Montesquieu

Usbek to the same in Smyrna


From this gene­ral pas­sion which the French nation has for glory, a cer­tain some­thing has for­med in the minds of indi­vi­duals, which is cal­led the point of honor1 : it is pro­perly the cha­rac­ter of every pro­fes­sion, but it is more pro­mi­nent in men of war, and theirs is the point of honor par excel­lence. It would be dif­fi­cult for me to make you sense what it is, for we have no notion quite like it.

Formerly the French, espe­cially the nobi­lity, obeyed vir­tually no other laws than those of this point of honor ; these laws deter­mi­ned their life’s entire conduct, and were so strict that one could not, I do not say vio­late them, but even elude their least pro­vi­sion, without a punish­ment more cruel than death.

When it came to set­tling dis­pu­tes, they pres­cri­bed really only one means of deci­sion, which was the duel, which ended all the dif­fi­culties. But what was bad about it was that often the judg­ment was ren­de­red bet­ween par­ties other than the par­ties concer­ned.

If a man was known by ano­ther, that was enough to requi­red him to enter into the dis­pute, and pay with his per­son as if he had him­self been ange­red.2 He always felt hono­red at such a choice and such a flat­te­ring pre­fer­ment ; and a man who would have been unwilling to give four pis­to­les to a man to save him from the gal­lows, him and all his family, might without hesi­ta­tion go risk his life a thou­sand times for him.

This man­ner of deci­ding was rather ill-concei­ved : for because a man was more skilled or stron­ger than ano­ther, it did not fol­low that he had the bet­ter rea­sons.

So kings have for­bid­den it under very severe penal­ties3 ; but it is in vain : honor, which always wants to pre­vail, revolts and reco­gni­zes no laws.

Thus the French are in a most vio­lent state ; for the same laws of honor oblige an honest man to avenge him­self when he has been offen­ded ; but on the other hand, jus­tice puni­shes him with the cruel­lest punish­ments when he exacts ven­geance.4 If you fol­low the laws of honor, you perish on a gal­lows ; if you fol­low those of jus­tice, you are fore­ver bani­shed from the society of men.
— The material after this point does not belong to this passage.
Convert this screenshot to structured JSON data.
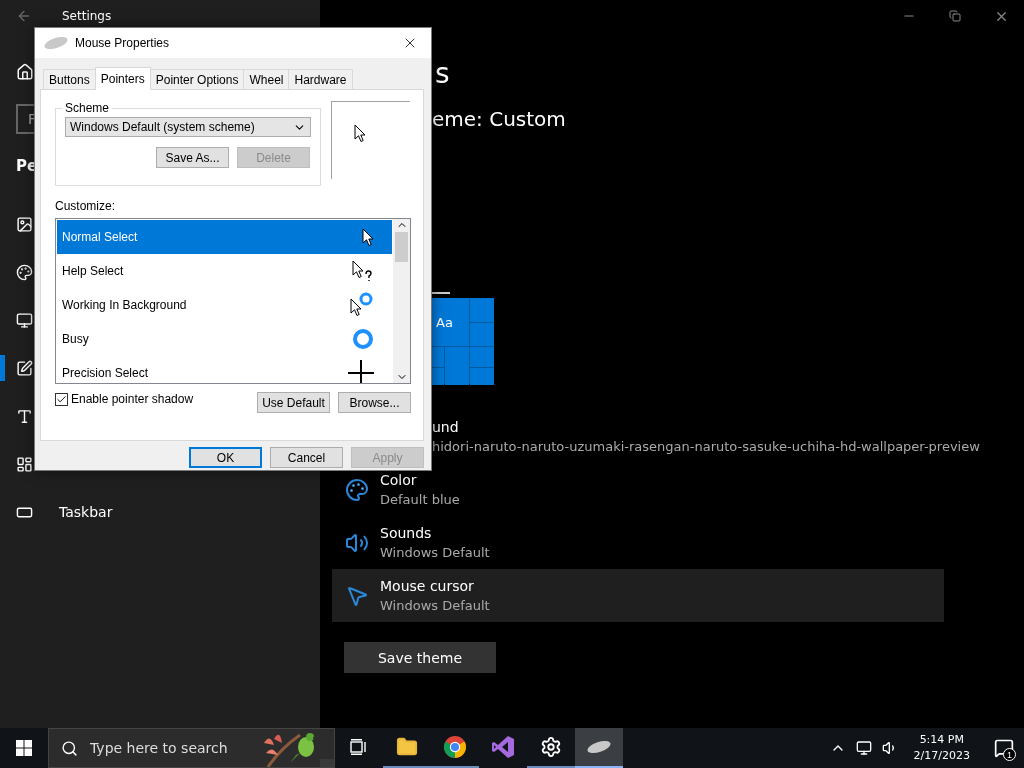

There is the­re­fore only this cruel alter­na­tive : either to die, or to be unwor­thy to live.

Paris this 18th day of the moon of Gemmadi II, 1715

Supplementary Letter IV of the 1758 edition would be placed here
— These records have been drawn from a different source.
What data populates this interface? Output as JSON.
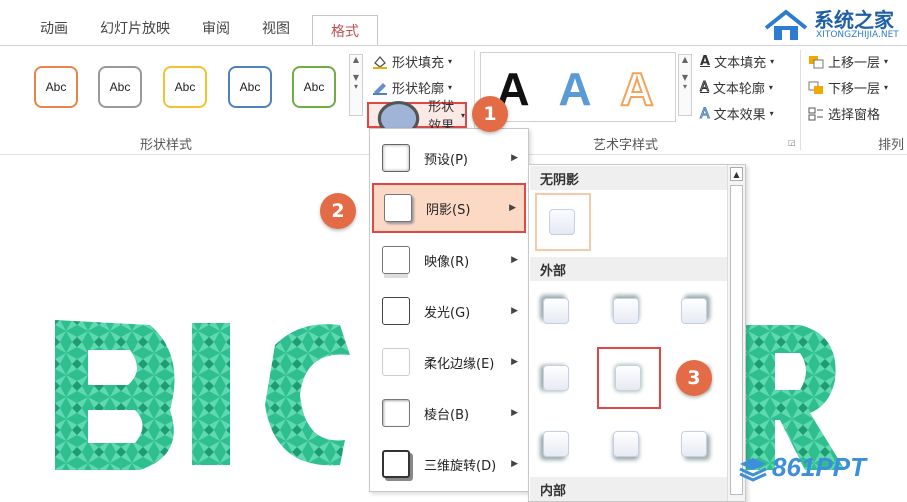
{
  "tabs": [
    "动画",
    "幻灯片放映",
    "审阅",
    "视图",
    "格式"
  ],
  "active_tab_index": 4,
  "shape_styles": {
    "label": "形状样式",
    "presets": [
      {
        "text": "Abc",
        "border": "#e8854f"
      },
      {
        "text": "Abc",
        "border": "#9a9a9a"
      },
      {
        "text": "Abc",
        "border": "#f2c232"
      },
      {
        "text": "Abc",
        "border": "#4f81bd"
      },
      {
        "text": "Abc",
        "border": "#70ad47"
      }
    ],
    "commands": [
      "形状填充",
      "形状轮廓",
      "形状效果"
    ]
  },
  "wordart": {
    "label": "艺术字样式",
    "letters": [
      {
        "text": "A",
        "color": "#111111"
      },
      {
        "text": "A",
        "color": "#5b9bd5"
      },
      {
        "text": "A",
        "color": "#f2a45c"
      }
    ],
    "commands": [
      "文本填充",
      "文本轮廓",
      "文本效果"
    ]
  },
  "arrange": {
    "label": "排列",
    "commands": [
      "上移一层",
      "下移一层",
      "选择窗格"
    ]
  },
  "effects_menu": [
    {
      "label": "预设(P)"
    },
    {
      "label": "阴影(S)"
    },
    {
      "label": "映像(R)"
    },
    {
      "label": "发光(G)"
    },
    {
      "label": "柔化边缘(E)"
    },
    {
      "label": "棱台(B)"
    },
    {
      "label": "三维旋转(D)"
    }
  ],
  "shadow_submenu": {
    "sections": [
      "无阴影",
      "外部",
      "内部"
    ]
  },
  "callouts": [
    "1",
    "2",
    "3"
  ],
  "watermark_top": {
    "title": "系统之家",
    "url": "XITONGZHIJIA.NET"
  },
  "watermark_bottom": "861PPT",
  "canvas_text": "BIG R",
  "colors": {
    "accent": "#c0504d",
    "highlight": "#e04848",
    "callout": "#e36b46",
    "shard": "#2fbf8f"
  }
}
This term summarizes a whole system of protocols regulating duels, long forbidden but persistent none the less.

Usbek refers to the role of the second : when chosen as second, one could not honorably refuse, and thus ran the same life risk as the principal party to the dispute.

Duels had been forbidden several times since the reign of Henri IV. Richelieu was particularly severe on duelists, going so far as to apply capital punishment. In 1679 Louis XIV promulgated an edict extending the death penalty to seconds and others ; it was to be renewed in February 1723 by Louis XV ; see letter 57 and note 3.
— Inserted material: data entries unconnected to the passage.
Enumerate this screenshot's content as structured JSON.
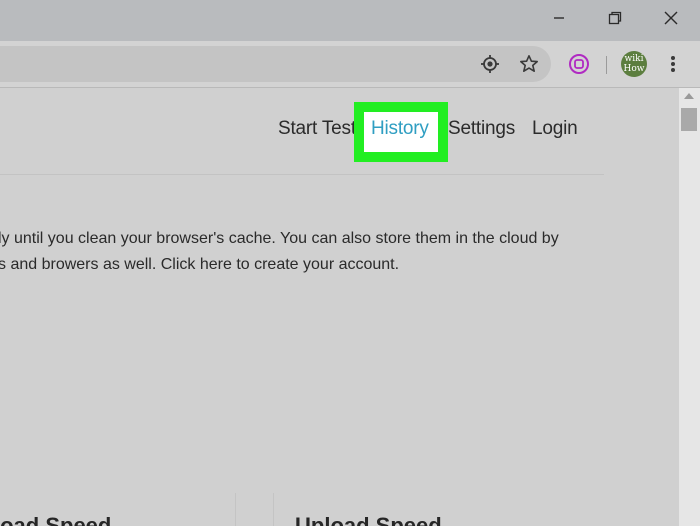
{
  "browser": {
    "window_controls": [
      "minimize",
      "restore",
      "close"
    ],
    "toolbar_icons": [
      "location-icon",
      "star-icon",
      "extension-icon",
      "menu-icon"
    ],
    "avatar": {
      "line1": "wiki",
      "line2": "How"
    }
  },
  "site": {
    "nav": {
      "start_test": "Start Test",
      "history": "History",
      "settings": "Settings",
      "login": "Login"
    },
    "content": {
      "line1": "ly until you clean your browser's cache. You can also store them in the cloud by",
      "line2": "s and browers as well. Click here to create your account."
    },
    "speed": {
      "left_label": "load Speed",
      "right_label": "Upload Speed"
    }
  },
  "colors": {
    "highlight": "#22ee22",
    "link_active": "#2f9ec2"
  }
}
The usual solution for the man who prevailed in a duel was prompt voluntary exile, with the hope that his family could in the long term arrange for a pardon.